Crump went on to speak of forming partnerships with law enforcement as with the forming
of the Joint Terrorism Task Force, Violent Crimes Task Force, Cyber Task Force, Human Trafficking Task Force, and the Safe Streets Task Force.
The veteran agent also spoke of the importance of maintaining solid working relationships with the private sector. She quoted J. Edgar Hoover, “The most effective weapon against crime is cooperation … the efforts of all law enforcement agencies with the support and understanding of the American people.”
Special Agent Tracy Masington delivered the second half of the presentation by concentrating on case studies beginning with the FBI clearing a scene after a controlled detonation of an explosive device in south Beaumont on Feb. 8, 2018. Agent Masington further conveyed to the audience more of the cases recently handled by the FBI such as the cases of aggravated kidnapper Cody Melton who stabbed his girlfriend, then kidnapped her 4-year-old child; four southeast Texans found guilty of racketeering; the FBI raids of Harbor Hospice and the offices of Beaumont’s infamous Dr. Arfeen; a case involving Beaumont ISD employees and the embezzlement of $4 million; and a Beaumont mayor charged with accepting bribes.
Some of the agency’s other interesting cases include the bank robber dubbed as the “Tall, Dark, and Handsome Bandit,” which was identified through the FBI working with the Daisetta Police Department. John Steven Stark was believed to have committed several bank robberies during 2012 in the Houston and Beaumont areas and he was a resident of Liberty County. After Stark was identified, the FBI was then able to track Stark and arrest him and he has since been sentenced to prison.
“This is the type of good working relationship all agencies should enjoy with all other law enforcement agencies,” said Chief Parrish. “It takes all of us working together, from the victim, our communities, and law enforcement, regardless of whatever agency is in charge of an investigation, to effectively make the system work as it should. This is the main ideology supporting our ‘Behind the Badges’ program.”
Parrish went on to say, “I appreciate our citizens whom continually show their support of law enforcement by attending Behind the Badges, and I’d like to give a special word of thanks to Agents Crump and Masington, as well as the FBI, for taking their time to come out and deliver such a great presentation.”

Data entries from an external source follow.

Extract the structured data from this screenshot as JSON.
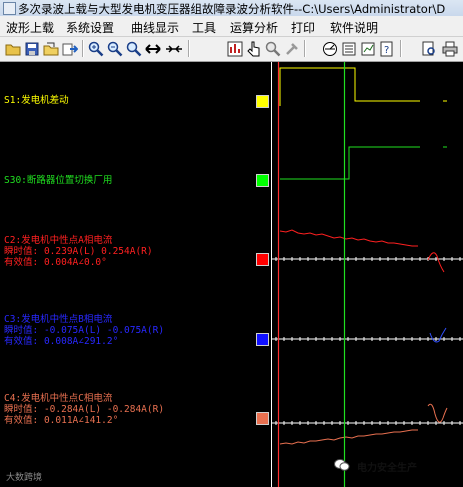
{
  "window": {
    "title": "多次录波上载与大型发电机变压器组故障录波分析软件--C:\\Users\\Administrator\\D"
  },
  "menu": [
    "波形上载",
    "系统设置",
    "曲线显示",
    "工具",
    "运算分析",
    "打印",
    "软件说明"
  ],
  "toolbar": {
    "icons": [
      "open-folder-icon",
      "save-icon",
      "open-file-icon",
      "export-icon",
      "zoom-in-icon",
      "zoom-out-icon",
      "zoom-icon",
      "expand-horizontal-icon",
      "compress-horizontal-icon",
      "report-icon",
      "cursor-hand-icon",
      "magnifier-icon",
      "settings-icon",
      "vector-icon",
      "list-icon",
      "chart-icon",
      "help-icon",
      "print-preview-icon",
      "print-icon"
    ]
  },
  "colors": {
    "background": "#000000",
    "s1": "#ffff00",
    "s30": "#00ff00",
    "c2": "#ff2020",
    "c3": "#2828ff",
    "c4": "#e87050",
    "cursor_red": "#ff3030",
    "cursor_green": "#20e020"
  },
  "channels": {
    "s1": {
      "name": "S1:发电机差动"
    },
    "s30": {
      "name": "S30:断路器位置切换厂用"
    },
    "c2": {
      "name": "C2:发电机中性点A相电流",
      "inst": "瞬时值: 0.239A(L) 0.254A(R)",
      "rms": "有效值: 0.004A∠0.0°"
    },
    "c3": {
      "name": "C3:发电机中性点B相电流",
      "inst": "瞬时值: -0.075A(L) -0.075A(R)",
      "rms": "有效值: 0.008A∠291.2°"
    },
    "c4": {
      "name": "C4:发电机中性点C相电流",
      "inst": "瞬时值: -0.284A(L) -0.284A(R)",
      "rms": "有效值: 0.011A∠141.2°"
    }
  },
  "watermarks": {
    "left": "大数跨境",
    "right": "电力安全生产"
  }
}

Daisetta Police Department will host the final chapter of “Behind the Badges” for the year of 2018 on Dec. 3 with a presentation from Liberty County Attorney Matthew Poston. Poston is the first prosecutor scheduled to appear and the department extends an open invitation to the public to attend the meeting, which will again be held at the Hull-Daisetta Volunteer Fire Department at 7 p.m.